Buying one instead of two devices is always cheaper and the same rule applies to this situation. If you buy an unpowered speaker, you will have additional costs, because you will also have to buy an amplifier separately and these are not cheap, trust us. However, be careful when buying powered speaker systems for home use. High-end equipment in this situation can be much more expensive than a set of unpowered speakers and their amplifier.
Powered Speaker Disadvantages
In spite of all their good sides, we have to be honest with you – powered speakers are heavy and difficult to transport. Of course, there are some lighter and more portable versions but they are generally heavier than the unpowered speakers due to the added amplifier’s weight.
What you hear is what you get
Once you buy a powered speaker, you are stuck (more or less) with the sound you hear. Of course, you can try to equalize the sound but there is less space to experiment than with unpowered speakers.

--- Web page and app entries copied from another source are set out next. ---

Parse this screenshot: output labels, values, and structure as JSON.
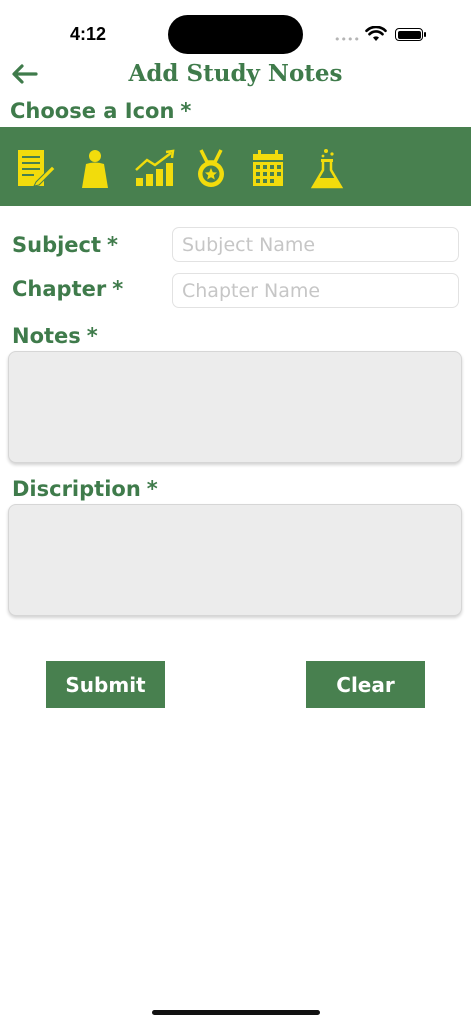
{
  "status_bar": {
    "time": "4:12",
    "dots": "••••"
  },
  "header": {
    "title": "Add Study Notes"
  },
  "icon_section": {
    "label": "Choose a Icon",
    "required": "*",
    "icons": [
      "notes-icon",
      "person-icon",
      "growth-chart-icon",
      "medal-icon",
      "calendar-icon",
      "lab-flask-icon"
    ],
    "band_color": "#48804f",
    "icon_color": "#f2dc0c"
  },
  "form": {
    "subject": {
      "label": "Subject",
      "required": "*",
      "placeholder": "Subject Name",
      "value": ""
    },
    "chapter": {
      "label": "Chapter",
      "required": "*",
      "placeholder": "Chapter Name",
      "value": ""
    },
    "notes": {
      "label": "Notes",
      "required": "*",
      "value": ""
    },
    "description": {
      "label": "Discription",
      "required": "*",
      "value": ""
    }
  },
  "actions": {
    "submit_label": "Submit",
    "clear_label": "Clear"
  },
  "colors": {
    "accent": "#3f7b4b"
  }
}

We advise you to be careful with powered speakers and use them wisely because their amplifiers can overheat due to the fact that all the components are placed in one box. Also, if one of the components breaks down and you can’t repair it, you will have to replace the whole speaker, which can never happen with unpowered speakers. In addition, you may need professional assistance not only to maintain but also to upgrade your powered system as this can be quite tricky.

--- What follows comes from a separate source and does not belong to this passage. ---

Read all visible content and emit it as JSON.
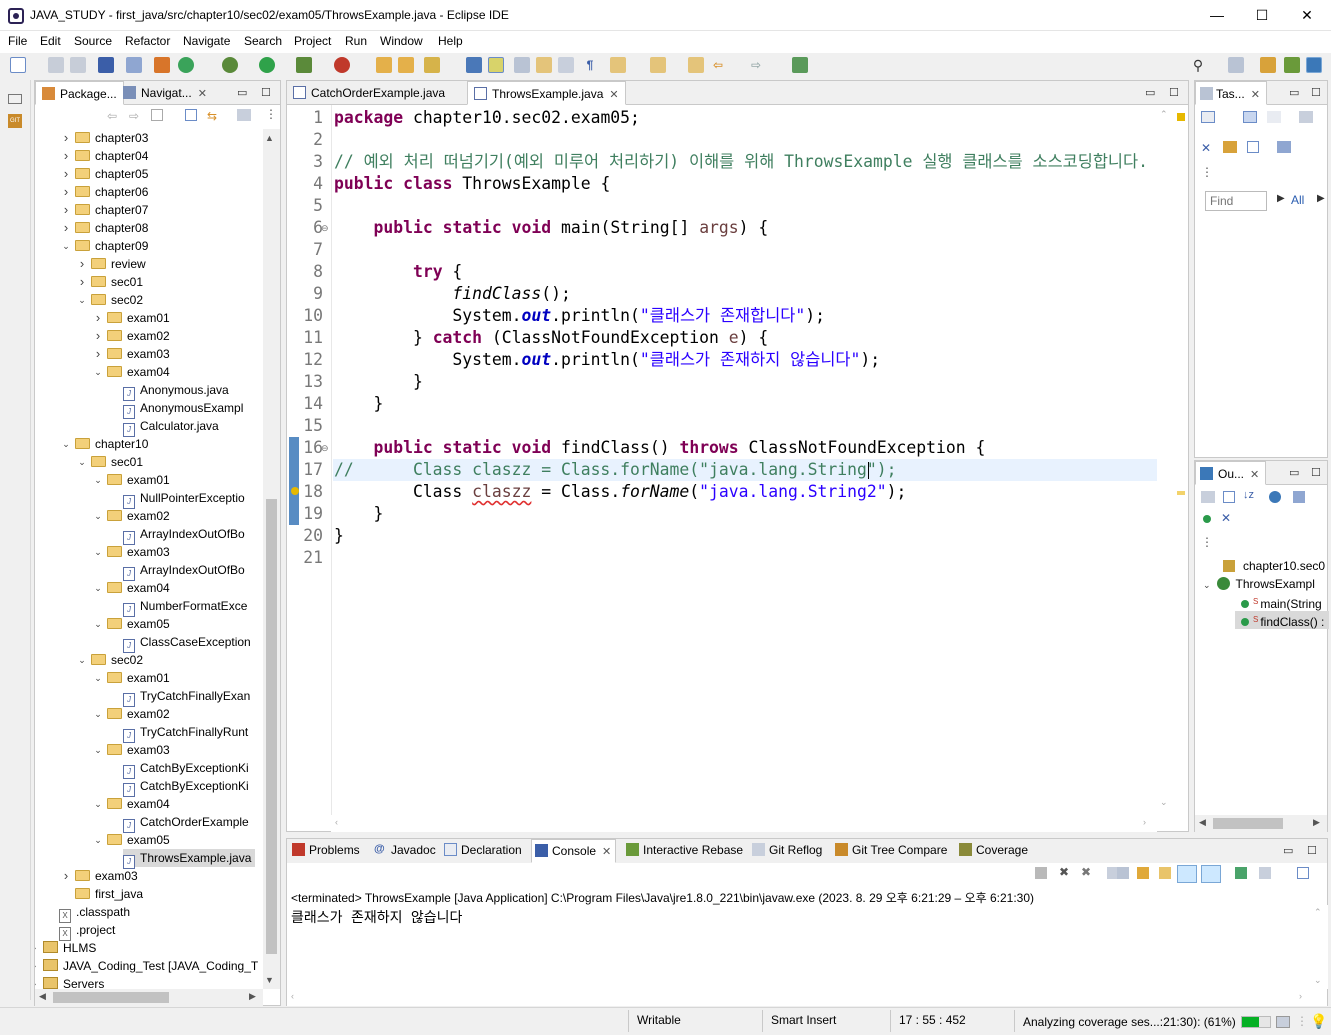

Frequently Asked Questions
It depends on your personal use case. Powered speakers come with an in-built amplifier so you can be assured that they are going to have better performance and sound. However, if you’re not looking for a loud, party-type speaker, unpowered speakers are the ones for you. You have to take note of room acoustics, room size, type of player, etc. before you come to a decision.
Yes, a DAC is essential for powered speakers. A DAC is a digital-to-analog converter without which, your powered speakers would not be of much use. DACs allow powered speakers to pick up and play amplified signals.
There are a lot of good powered speakers out there, but here’s our top 5 picks:
beFree Sound 92595926M
JBL 305 MkII
Are Powered Speakers the Right Choice for You?
We have given you all the info but the final decision is yours. We can’t really tell you whether powered speakers are the right choice for you or not because it depends on so many things. The only advice we can give you is to think carefully about room acoustics, room size, type of player, etc. and then try to figure out whether you would be more satisfied with powered or unpowered speakers. Just remember one thing, finding the perfect sound requires a lot of experimenting, searching, moving, and patience. It is not an easy task but once you find the perfect speakers for your house or live performance, you will see that it was worth it.
Hello, my name is James Longman.
I’m a writer and editor at AudioReputation. I disassembled my first portable AM/FM radio when I was only 8. At the age of 11, I burned the circuit board on my old boombox cassette player. I’m not going to explain how but it was reckless and stupid.
Since then, I have become much more careful around radios, boomboxes, and other audio devices (at least, I like to think so) but I have never lost the passion for audio equipment. Throughout 20 years of my professional career, I’ve been working for various audio equipment manufacturers and even started building speakers on my own in my little workshop.
I love the work we do here at AudioReputation. Testing, comparing, and evaluating all kinds of audio devices (speakers, soundbars, headphones, home theater systems, etc.) is something I truly enjoy. I try to be unbiased and give you my honest opinion on every piece of equipment I test. Still, you should take my reviews with a pinch of salt and always be just a little bit skeptical. The fact that I liked some speaker or soundbar doesn’t mean that you are going to love it. If you have the opportunity, you should test it/hear it before buying it.